Another day, another music rights owner suing a YouTube multi-channel network.
In this case, Freeplay Music, a New York-based music licensing company with rights to “tens of thousands” of songs, is suing Maker Studios, AwesomenessTV (and its Big Frame unit), and BroadbandTV for YouTube copyright infringement, according to Variety. The suit alleges that, collectively, the four MCNs did not obtain a license for over a hundred songs that are being illegally used by their talent in YouTube videos.
Specifically, Freeplay claims that Maker is infringing on over 45 copyrights, AwesomenessTV and Big Frame are infringing on 14 copyrights, and BroadbandTV is infringing on over 70 copyrights. The company is seeking unspecified monetary damages, and a stop to all the infringing activity, in return.
If the Freeplay name sounds familiar, it’s the same company that is being sued by two other major MCNs — Machinima and Collective Digital Studio — for using “troll” tactics. In that suit, the two MCNs essentially claim that Freeplay at first offered music for free, only to then threaten to sue unless the MCNs paid a license fee. Freeplay responded by saying those accusations were “baseless.”
This is certainly not the first (and most likely won’t be the last) time an MCN butts heads with a music rights holder. In 2013, Maker Studios and Fullscreen were sued by the National Music Publishers’ Association for copyright infringement.

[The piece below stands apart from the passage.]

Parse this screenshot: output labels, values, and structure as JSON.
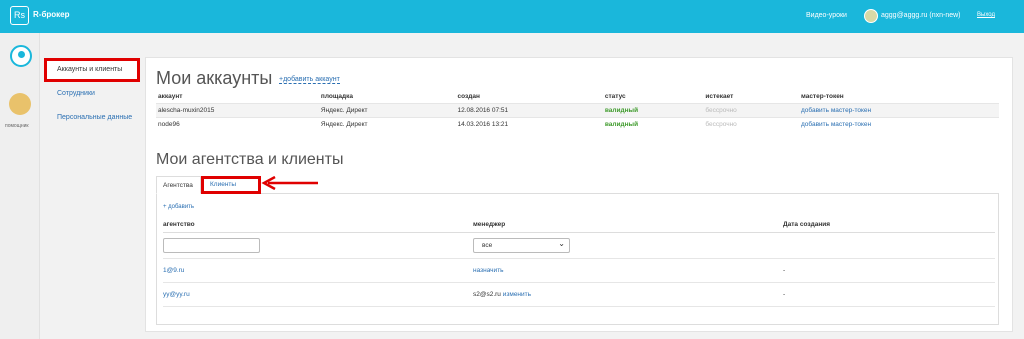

Both cases were later settled.
YouTube has a copyright scanning system known as Content-ID that allows rights owners to track when their content is being used without their permission in videos. The owners can claim an infringing video and either take it down or monetize by collecting ad revenue against it. In late 2013, YouTube launched a new system that put MCNs more in control of copyright use (and misuse) for their “managed” channel partners.
That same year, Freeplay started offering its music for free on YouTube, in exchange for the ability to claim and monetize those videos using Content-ID, per the report.